“Federal enforcement alone has proved insufficient to stem the growth in online promotion of child sex trafficking. Those on the front lines of the battle against the sexual exploitation of children – state and local law enforcement – must have clear authority to investigate and prosecute facilitators of these and other horrible crimes,” the attorneys general write.
The intention of the CDA is to protect children from indecent material online. It was never was intended to place facilitators of child sex trafficking outside the reach of law enforcement. However, according to the attorneys general, the CDA is being used as a shield by those who profit from prostitution and crimes against children. In some cases, courts have misinterpreted certain provisions of the CDA as providing immunity from prosecution to online classified ad sites, such as Backpage.com, that promote and profit from human trafficking.

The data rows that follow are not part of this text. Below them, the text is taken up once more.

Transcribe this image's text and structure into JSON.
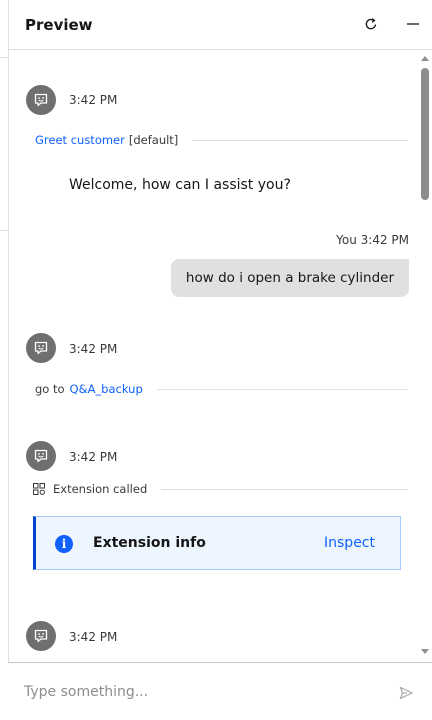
{
  "header": {
    "title": "Preview",
    "refresh_icon": "refresh-icon",
    "minimize_icon": "minimize-icon"
  },
  "messages": {
    "bot_1": {
      "time": "3:42 PM",
      "avatar_icon": "chat-bot-icon"
    },
    "action_1": {
      "link": "Greet customer",
      "tag": "[default]"
    },
    "bot_text_1": "Welcome, how can I assist you?",
    "user_1": {
      "label": "You 3:42 PM",
      "text": "how do i open a brake cylinder"
    },
    "bot_2": {
      "time": "3:42 PM"
    },
    "action_2": {
      "prefix": "go to",
      "link": "Q&A_backup"
    },
    "bot_3": {
      "time": "3:42 PM"
    },
    "action_3": {
      "text": "Extension called",
      "icon": "extension-icon"
    },
    "extension_card": {
      "title": "Extension info",
      "action": "Inspect",
      "icon": "info-icon"
    },
    "bot_4": {
      "time": "3:42 PM"
    }
  },
  "input": {
    "placeholder": "Type something...",
    "value": "",
    "send_icon": "send-icon"
  },
  "colors": {
    "link": "#0f62fe",
    "avatar": "#6f6f6f",
    "user_bubble": "#e0e0e0",
    "card_bg": "#edf5ff",
    "card_accent": "#0043ce"
  }
}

Led by the Attorney General of Florida and the District of Columbia, Rutledge is joined on the letter by her colleagues from Alabama, Alaska, Arizona, California, Colorado, Delaware, Georgia, Hawaii, Idaho, Illinois, Indiana, Iowa, Kansas, Kentucky, Louisiana, Maine, Maryland, Michigan, Minnesota, Mississippi, Missouri, Montana, Nebraska, Nevada, New Hampshire, New Jersey, New Mexico, New York, North Carolina, North Dakota, Ohio, Oklahoma, Oregon, Pennsylvania, Puerto Rico, Rhode Island, South Carolina, South Dakota, Tennessee, Texas, Utah, Vermont, Virginia, Washington, West Virginia, Wisconsin and Wyoming.